(Exercise input)

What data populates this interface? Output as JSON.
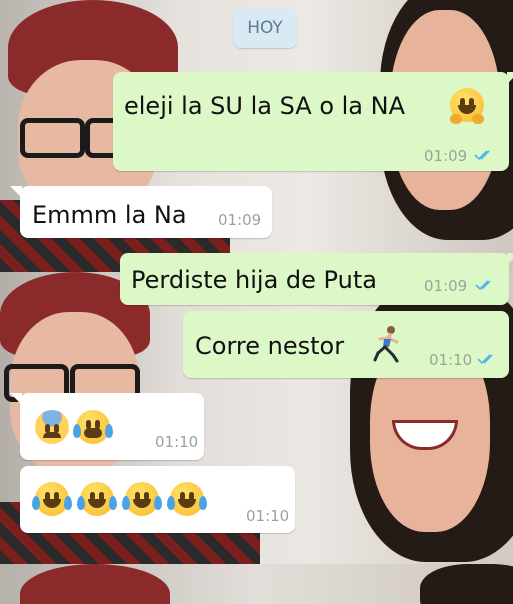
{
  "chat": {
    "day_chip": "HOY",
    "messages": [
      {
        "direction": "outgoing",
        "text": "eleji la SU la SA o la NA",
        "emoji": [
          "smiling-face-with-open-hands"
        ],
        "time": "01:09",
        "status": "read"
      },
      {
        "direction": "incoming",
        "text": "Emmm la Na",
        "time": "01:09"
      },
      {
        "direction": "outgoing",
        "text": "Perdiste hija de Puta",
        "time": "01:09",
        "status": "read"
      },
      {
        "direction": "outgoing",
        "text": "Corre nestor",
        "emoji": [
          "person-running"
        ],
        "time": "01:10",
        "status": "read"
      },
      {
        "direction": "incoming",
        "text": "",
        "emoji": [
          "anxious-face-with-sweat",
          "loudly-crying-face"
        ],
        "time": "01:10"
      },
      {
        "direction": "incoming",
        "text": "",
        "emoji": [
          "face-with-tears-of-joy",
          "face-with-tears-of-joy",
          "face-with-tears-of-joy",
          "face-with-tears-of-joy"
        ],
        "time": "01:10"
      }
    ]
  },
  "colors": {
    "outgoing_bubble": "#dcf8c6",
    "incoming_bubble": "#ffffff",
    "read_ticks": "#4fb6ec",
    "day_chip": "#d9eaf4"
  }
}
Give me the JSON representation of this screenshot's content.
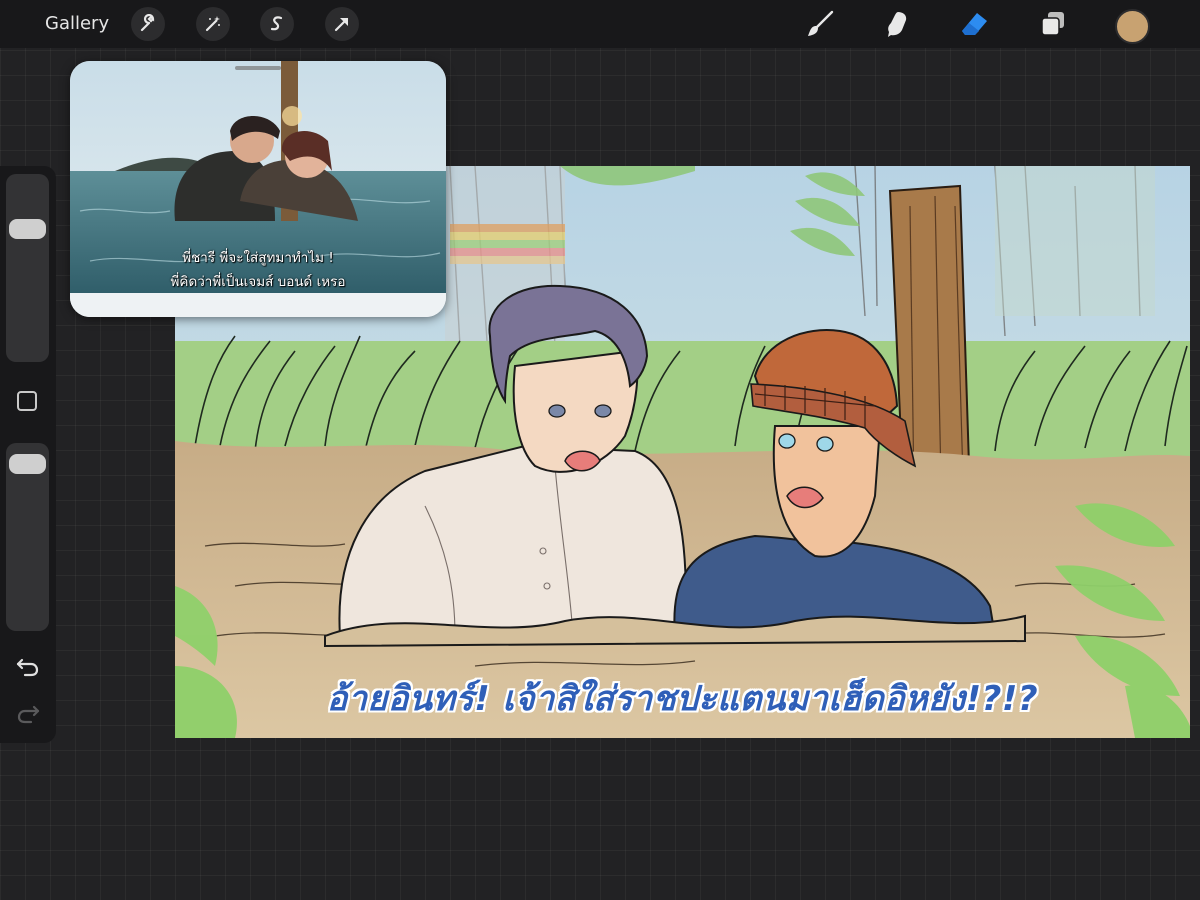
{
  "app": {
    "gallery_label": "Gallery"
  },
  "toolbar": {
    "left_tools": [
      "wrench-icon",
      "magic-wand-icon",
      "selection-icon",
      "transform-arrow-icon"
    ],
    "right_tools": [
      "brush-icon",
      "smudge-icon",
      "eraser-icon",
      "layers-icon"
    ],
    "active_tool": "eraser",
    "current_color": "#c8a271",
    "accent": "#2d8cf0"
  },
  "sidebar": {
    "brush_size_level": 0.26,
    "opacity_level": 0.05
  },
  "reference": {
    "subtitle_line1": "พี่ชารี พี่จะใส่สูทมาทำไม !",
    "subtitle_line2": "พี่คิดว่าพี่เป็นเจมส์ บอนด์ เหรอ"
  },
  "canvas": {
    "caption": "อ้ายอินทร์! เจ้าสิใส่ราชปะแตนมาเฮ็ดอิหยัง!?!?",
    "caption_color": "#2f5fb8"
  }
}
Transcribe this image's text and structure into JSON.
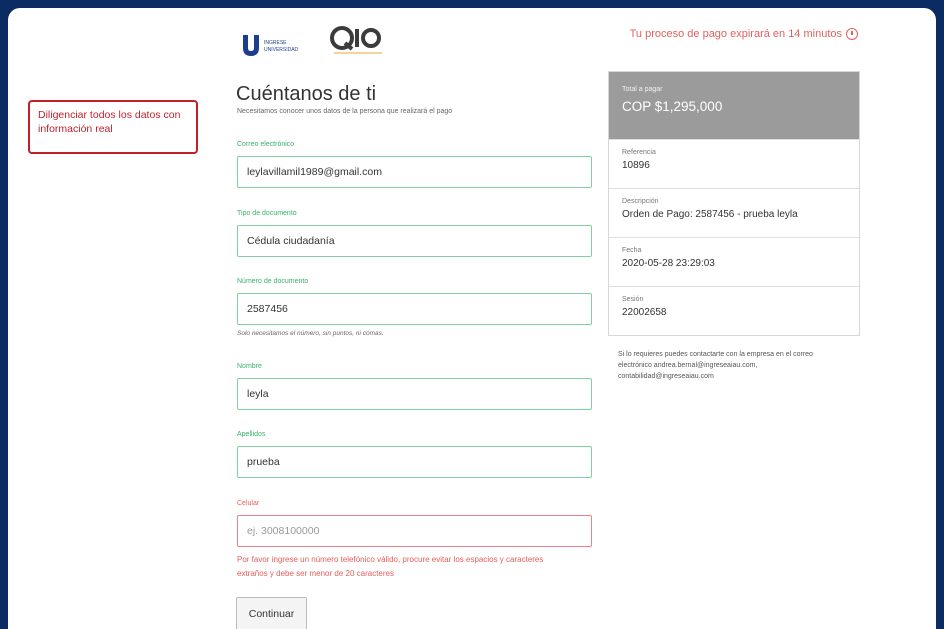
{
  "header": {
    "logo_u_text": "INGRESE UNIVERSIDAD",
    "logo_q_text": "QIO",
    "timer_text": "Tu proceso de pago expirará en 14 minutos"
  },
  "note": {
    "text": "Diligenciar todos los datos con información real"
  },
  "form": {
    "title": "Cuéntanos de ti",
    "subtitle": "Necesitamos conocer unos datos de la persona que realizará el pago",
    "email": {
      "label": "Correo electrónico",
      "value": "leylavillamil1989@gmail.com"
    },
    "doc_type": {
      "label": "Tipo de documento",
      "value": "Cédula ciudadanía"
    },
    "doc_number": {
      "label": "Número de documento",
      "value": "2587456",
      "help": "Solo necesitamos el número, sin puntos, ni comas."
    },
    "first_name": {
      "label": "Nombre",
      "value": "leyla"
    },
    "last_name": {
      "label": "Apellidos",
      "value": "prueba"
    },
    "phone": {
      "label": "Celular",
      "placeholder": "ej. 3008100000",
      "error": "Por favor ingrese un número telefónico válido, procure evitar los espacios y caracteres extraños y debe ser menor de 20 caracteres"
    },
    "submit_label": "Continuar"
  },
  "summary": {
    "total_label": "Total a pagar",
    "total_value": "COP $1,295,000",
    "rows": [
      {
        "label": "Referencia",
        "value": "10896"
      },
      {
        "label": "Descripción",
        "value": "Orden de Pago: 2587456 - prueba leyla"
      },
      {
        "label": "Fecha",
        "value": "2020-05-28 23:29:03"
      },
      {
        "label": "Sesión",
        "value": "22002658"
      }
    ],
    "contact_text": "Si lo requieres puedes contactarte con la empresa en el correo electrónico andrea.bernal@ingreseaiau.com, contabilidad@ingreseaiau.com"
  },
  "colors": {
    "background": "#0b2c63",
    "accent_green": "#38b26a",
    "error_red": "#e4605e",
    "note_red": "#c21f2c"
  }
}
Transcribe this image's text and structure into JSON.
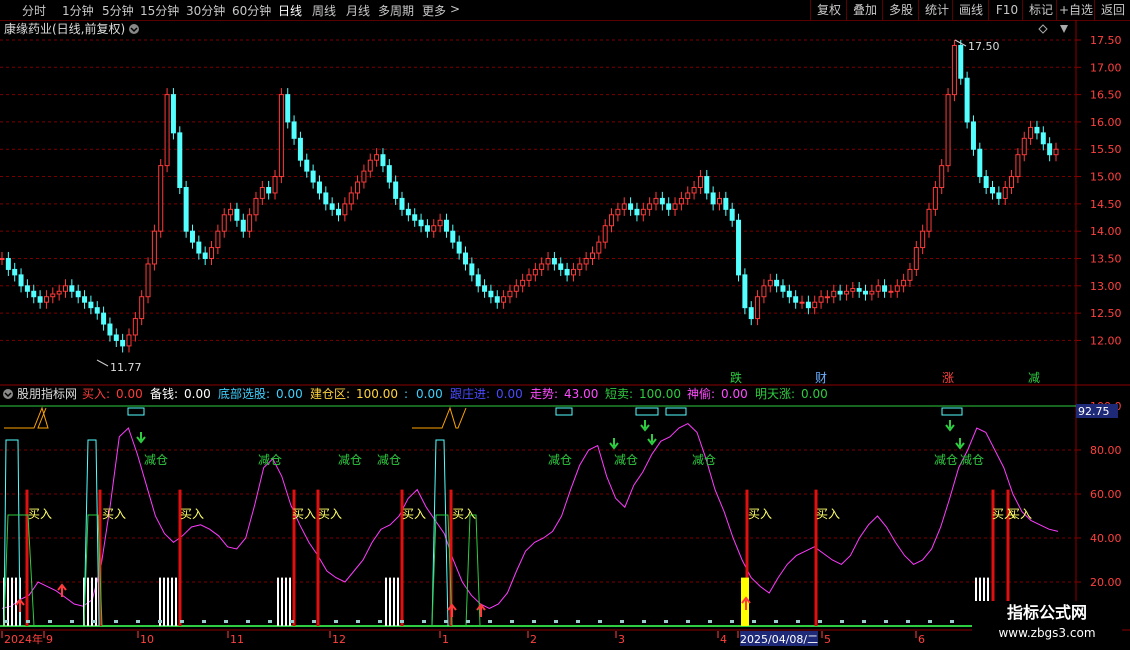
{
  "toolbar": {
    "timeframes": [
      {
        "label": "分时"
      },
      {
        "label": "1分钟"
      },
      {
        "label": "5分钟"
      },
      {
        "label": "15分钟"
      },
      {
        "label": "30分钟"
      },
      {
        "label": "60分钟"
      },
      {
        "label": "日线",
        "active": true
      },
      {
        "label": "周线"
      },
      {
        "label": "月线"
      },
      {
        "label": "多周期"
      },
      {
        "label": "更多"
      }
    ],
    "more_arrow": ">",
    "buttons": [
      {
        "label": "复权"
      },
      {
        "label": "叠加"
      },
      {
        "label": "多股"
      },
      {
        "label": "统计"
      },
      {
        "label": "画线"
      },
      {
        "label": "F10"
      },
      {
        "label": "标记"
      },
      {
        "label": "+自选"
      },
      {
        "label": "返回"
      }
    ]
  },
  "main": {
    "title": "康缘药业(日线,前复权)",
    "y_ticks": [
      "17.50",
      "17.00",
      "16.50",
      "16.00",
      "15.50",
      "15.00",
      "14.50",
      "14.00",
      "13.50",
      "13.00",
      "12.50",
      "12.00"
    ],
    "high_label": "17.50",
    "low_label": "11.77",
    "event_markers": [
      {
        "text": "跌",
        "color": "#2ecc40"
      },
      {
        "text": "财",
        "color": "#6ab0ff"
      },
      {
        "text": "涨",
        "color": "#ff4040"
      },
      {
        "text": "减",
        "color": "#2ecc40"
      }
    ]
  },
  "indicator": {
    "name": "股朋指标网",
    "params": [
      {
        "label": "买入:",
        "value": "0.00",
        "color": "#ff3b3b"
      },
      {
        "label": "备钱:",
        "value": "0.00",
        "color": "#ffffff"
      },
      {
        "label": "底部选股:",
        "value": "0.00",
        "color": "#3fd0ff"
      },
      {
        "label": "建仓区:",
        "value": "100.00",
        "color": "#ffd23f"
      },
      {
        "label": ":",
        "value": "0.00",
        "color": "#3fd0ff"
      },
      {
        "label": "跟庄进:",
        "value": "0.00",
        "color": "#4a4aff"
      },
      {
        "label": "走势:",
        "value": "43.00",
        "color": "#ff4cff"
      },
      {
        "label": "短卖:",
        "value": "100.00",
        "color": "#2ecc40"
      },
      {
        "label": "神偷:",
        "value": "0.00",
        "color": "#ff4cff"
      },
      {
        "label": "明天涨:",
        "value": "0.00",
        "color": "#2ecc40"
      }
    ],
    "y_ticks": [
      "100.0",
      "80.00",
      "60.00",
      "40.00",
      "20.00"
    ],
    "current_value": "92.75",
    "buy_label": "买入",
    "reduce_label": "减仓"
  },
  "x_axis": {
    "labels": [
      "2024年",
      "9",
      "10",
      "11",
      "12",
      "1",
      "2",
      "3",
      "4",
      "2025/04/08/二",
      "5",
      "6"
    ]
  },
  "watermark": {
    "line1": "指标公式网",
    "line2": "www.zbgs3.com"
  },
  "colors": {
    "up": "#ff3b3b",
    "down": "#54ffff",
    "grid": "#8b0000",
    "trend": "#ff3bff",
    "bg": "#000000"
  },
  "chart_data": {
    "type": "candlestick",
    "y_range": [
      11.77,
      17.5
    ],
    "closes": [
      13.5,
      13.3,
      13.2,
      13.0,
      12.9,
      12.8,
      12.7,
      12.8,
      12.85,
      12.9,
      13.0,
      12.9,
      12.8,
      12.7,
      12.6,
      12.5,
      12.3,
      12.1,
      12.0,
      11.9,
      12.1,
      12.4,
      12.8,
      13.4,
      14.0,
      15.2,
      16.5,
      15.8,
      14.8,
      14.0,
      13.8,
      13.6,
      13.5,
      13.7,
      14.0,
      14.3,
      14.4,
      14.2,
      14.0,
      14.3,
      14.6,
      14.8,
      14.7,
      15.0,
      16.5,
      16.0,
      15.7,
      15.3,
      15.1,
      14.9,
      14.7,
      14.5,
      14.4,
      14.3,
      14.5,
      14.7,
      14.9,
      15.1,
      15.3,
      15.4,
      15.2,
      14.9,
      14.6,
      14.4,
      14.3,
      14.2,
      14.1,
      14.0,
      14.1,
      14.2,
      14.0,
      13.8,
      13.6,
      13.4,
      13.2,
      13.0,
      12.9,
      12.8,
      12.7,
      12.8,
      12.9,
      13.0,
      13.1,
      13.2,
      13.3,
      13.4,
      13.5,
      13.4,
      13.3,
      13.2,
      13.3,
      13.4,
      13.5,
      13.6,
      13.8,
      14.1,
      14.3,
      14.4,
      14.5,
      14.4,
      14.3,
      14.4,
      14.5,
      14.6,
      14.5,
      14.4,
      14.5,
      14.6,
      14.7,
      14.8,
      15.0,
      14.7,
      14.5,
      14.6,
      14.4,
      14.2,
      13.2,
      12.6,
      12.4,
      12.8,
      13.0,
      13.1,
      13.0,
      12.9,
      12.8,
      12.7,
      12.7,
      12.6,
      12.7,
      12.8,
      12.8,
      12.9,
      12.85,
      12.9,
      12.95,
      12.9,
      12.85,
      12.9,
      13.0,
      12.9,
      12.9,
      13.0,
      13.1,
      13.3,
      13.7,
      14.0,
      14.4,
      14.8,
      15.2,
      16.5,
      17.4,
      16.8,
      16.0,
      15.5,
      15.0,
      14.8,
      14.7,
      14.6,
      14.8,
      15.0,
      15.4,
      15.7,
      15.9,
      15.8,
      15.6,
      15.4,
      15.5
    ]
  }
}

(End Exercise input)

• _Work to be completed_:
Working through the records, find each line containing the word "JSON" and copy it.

• _Answer area_:
What data populates this interface? Output as JSON.
Give me the JSON representation of this screenshot's content.
Transcribe this image's text and structure into JSON.
Transcribe this image's text and structure into JSON.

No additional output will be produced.